(Input)
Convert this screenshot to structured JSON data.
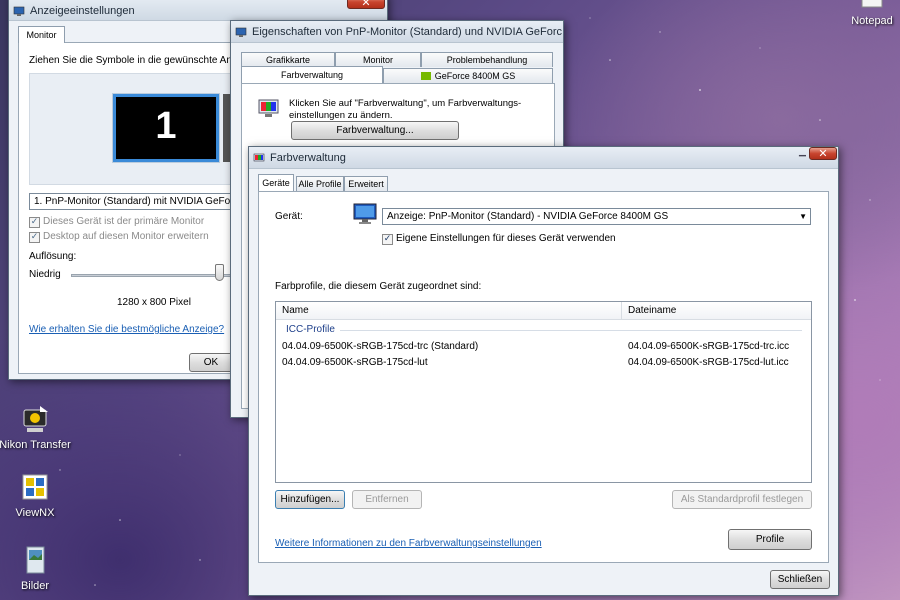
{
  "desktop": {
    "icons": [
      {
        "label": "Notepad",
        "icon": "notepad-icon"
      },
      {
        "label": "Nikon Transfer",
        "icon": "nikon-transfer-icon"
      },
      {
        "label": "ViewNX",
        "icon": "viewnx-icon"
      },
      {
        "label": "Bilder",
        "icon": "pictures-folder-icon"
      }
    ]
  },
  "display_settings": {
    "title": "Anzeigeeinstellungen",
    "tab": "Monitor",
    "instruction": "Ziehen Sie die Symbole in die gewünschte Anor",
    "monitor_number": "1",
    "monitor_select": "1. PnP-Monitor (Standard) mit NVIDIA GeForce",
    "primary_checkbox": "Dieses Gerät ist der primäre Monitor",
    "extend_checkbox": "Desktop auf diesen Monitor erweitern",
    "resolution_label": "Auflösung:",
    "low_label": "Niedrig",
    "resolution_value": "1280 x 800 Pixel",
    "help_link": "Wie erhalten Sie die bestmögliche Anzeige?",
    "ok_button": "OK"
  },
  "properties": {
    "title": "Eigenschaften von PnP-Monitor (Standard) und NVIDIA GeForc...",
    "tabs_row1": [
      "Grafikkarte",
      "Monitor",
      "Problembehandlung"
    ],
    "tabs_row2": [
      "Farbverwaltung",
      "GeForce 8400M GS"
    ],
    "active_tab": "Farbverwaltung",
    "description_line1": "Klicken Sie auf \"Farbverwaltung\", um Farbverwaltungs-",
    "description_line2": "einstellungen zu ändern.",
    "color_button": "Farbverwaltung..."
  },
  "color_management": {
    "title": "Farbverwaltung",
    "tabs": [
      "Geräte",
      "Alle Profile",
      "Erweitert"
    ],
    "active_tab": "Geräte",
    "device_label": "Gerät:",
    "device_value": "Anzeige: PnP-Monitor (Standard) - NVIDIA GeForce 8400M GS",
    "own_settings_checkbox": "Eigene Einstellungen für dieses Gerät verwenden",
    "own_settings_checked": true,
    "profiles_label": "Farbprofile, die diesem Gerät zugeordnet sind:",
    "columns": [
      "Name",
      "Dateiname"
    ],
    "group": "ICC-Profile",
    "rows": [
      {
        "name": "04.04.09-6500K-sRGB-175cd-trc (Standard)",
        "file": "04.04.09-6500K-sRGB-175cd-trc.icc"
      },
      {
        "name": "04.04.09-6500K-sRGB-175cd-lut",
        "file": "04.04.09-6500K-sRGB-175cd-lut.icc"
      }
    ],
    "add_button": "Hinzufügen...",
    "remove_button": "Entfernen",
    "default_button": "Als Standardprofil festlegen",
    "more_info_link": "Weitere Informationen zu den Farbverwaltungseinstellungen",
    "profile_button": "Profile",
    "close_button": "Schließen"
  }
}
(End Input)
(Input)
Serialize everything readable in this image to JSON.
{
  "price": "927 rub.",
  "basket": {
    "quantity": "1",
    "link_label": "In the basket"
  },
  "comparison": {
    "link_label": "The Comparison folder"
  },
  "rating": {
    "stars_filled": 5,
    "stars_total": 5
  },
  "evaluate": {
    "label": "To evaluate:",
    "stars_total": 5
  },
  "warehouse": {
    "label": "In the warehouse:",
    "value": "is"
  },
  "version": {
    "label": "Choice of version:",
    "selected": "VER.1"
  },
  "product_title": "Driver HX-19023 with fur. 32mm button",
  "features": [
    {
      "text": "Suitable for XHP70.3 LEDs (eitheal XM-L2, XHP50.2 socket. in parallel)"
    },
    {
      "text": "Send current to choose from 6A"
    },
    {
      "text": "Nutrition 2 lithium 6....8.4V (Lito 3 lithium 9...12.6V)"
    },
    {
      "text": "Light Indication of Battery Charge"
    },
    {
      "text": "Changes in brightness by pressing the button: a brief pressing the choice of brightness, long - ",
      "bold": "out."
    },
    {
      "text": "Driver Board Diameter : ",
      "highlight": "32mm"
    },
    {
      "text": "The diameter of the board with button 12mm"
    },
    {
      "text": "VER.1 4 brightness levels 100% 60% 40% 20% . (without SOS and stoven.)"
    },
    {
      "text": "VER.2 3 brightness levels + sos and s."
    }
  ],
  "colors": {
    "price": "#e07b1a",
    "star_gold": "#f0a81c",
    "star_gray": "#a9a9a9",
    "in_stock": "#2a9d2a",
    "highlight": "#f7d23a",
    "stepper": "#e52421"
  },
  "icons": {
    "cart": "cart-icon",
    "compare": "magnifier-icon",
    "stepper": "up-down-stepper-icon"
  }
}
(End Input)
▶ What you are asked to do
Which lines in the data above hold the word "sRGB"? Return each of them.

▶ Solved problem
        "name": "04.04.09-6500K-sRGB-175cd-trc (Standard)",
        "file": "04.04.09-6500K-sRGB-175cd-trc.icc"
        "name": "04.04.09-6500K-sRGB-175cd-lut",
        "file": "04.04.09-6500K-sRGB-175cd-lut.icc"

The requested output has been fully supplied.